Two months after Brett Knobloch married in 2008, his wife returned to her native Brazil to visit her mother, who was being treated for cancer.
But she did not get permission for the trip from the federal government, creating an immigration mess barring Anne Knobloch from returning and keeping the couple apart for all but four months of their two-year marriage.
Immigration experts say the Knoblochs are not alone, because even though travel restrictions are posted on the U.S. Citizenship and Immigration Services website, not everyone sees the reference to "advance parole" - permission to travel - or understands what it is.
"Immigration is a minefield," said Hempstead immigration attorney Howard Brill. "And it's definitely more complicated, with more steps to be followed since 9/11."
Brill said more than 60 clients have sought help after leaving the country during the green card process without getting approval. "It certainly is a difficult road" to undo the damage, he said.
Brett Knobloch has learned that. After voluminous paperwork and spending $30,000 on airfare to Brazil, documents, fees and phone bills, the Seaford resident, 28, is only halfway to obtaining permanent resident status for his wife.
Even with the state's two senators and Rep. Peter King (R-Seaford) interceding, the Coast Guard petty officer second class has been told it could take at least 18 months.
"We talk every day, but it gets very hard keeping a relationship going just talking on the phone," Knobloch said. "It is extremely frustrating."
The couple's anguish intensified last week, when Anne Knobloch lost their first child a week before their due date.
Anne Knobloch, 25, applied for a green card after she arrived in Florida on a tourist visa in 2002, following her marriage to another American in Brazil. The couple split in 2004, and she began dating Knobloch.
She and Knobloch married in 2008 and she submitted a revised application. Immigration officials had approved her first application, but the State Department was still reviewing the case.
"She hadn't been home in seven years, and her mother was going through chemotherapy for liver cancer," Knobloch said.

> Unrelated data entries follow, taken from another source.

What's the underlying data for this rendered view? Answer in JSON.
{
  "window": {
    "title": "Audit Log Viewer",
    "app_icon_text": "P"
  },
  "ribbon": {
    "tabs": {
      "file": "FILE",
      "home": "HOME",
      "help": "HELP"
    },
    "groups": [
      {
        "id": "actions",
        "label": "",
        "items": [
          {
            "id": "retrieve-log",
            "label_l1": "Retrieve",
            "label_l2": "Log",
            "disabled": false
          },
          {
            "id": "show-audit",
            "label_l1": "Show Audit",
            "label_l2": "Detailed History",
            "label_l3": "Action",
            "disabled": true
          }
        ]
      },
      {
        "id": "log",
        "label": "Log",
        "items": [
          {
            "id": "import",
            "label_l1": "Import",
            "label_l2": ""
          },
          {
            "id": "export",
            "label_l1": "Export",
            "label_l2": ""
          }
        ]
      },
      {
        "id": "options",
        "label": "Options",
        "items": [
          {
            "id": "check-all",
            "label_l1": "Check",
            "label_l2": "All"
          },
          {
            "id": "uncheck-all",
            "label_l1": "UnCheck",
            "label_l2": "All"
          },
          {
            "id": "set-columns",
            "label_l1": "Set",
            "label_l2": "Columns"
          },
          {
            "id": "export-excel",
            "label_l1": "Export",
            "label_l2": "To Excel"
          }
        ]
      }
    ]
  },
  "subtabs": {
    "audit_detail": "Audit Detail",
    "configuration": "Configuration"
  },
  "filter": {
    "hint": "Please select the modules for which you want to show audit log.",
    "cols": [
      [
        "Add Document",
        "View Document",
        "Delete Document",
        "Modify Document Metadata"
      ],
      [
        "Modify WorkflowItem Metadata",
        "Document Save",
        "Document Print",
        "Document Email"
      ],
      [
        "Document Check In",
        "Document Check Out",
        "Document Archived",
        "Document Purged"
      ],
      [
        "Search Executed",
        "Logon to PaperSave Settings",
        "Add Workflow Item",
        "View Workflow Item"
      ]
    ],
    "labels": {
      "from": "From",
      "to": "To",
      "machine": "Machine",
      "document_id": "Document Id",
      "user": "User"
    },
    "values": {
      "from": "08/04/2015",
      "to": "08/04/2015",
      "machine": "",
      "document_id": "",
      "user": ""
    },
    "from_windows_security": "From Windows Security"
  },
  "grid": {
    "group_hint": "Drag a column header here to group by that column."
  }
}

The Massapequa native said immigration and State Department officials told him his wife could remain in the country while her application was pending. But he never asked whether she could leave, and no one warned him that she couldn't without prior approval.
After her visit, "she got on a plane and got to JFK airport and they stopped her. I felt helpless," he said.
The Knoblochs were told Anne could re-enter the United States only when she had a green card.
They began filing more forms. "You have to hand-deliver everything to the consulate in Rio," more than 1,000 miles from where his wife is living, Knobloch said. Despite making appointments before several trips to the consulate, they were told when they arrived that no one could accept their documents.
"Certain requirements must be met for an immigrant visa to be issued. The National Visa Center and our consulate in Rio de Janeiro have expedited the handling of this particular case" as much as possible, the State Department said.
Know before you go
Immigration experts say it's vital to know the rule Brett and Anne Knobloch learned the hard way:
- If an application for permanent resident status is pending, don't leave the country without permission from U.S. Citizenship and Immigration Services.
- If you do, you won't be able to re-enter the United States and your green card application is considered "abandoned," said Hempstead immigration attorney Howard Brill.
- People waiting for a green card who need to leave the country for emergency personal or business reasons must apply for what is called "advance parole" from Immigration Services. Last year 291,296 applied for the travel permission, but the agency has no statistics on how many people left the country without the parole like Anne Knobloch.
- Because of the complexity of the regulations, experts say hiring a good immigration attorney is a good investment.
- BILL BLEYER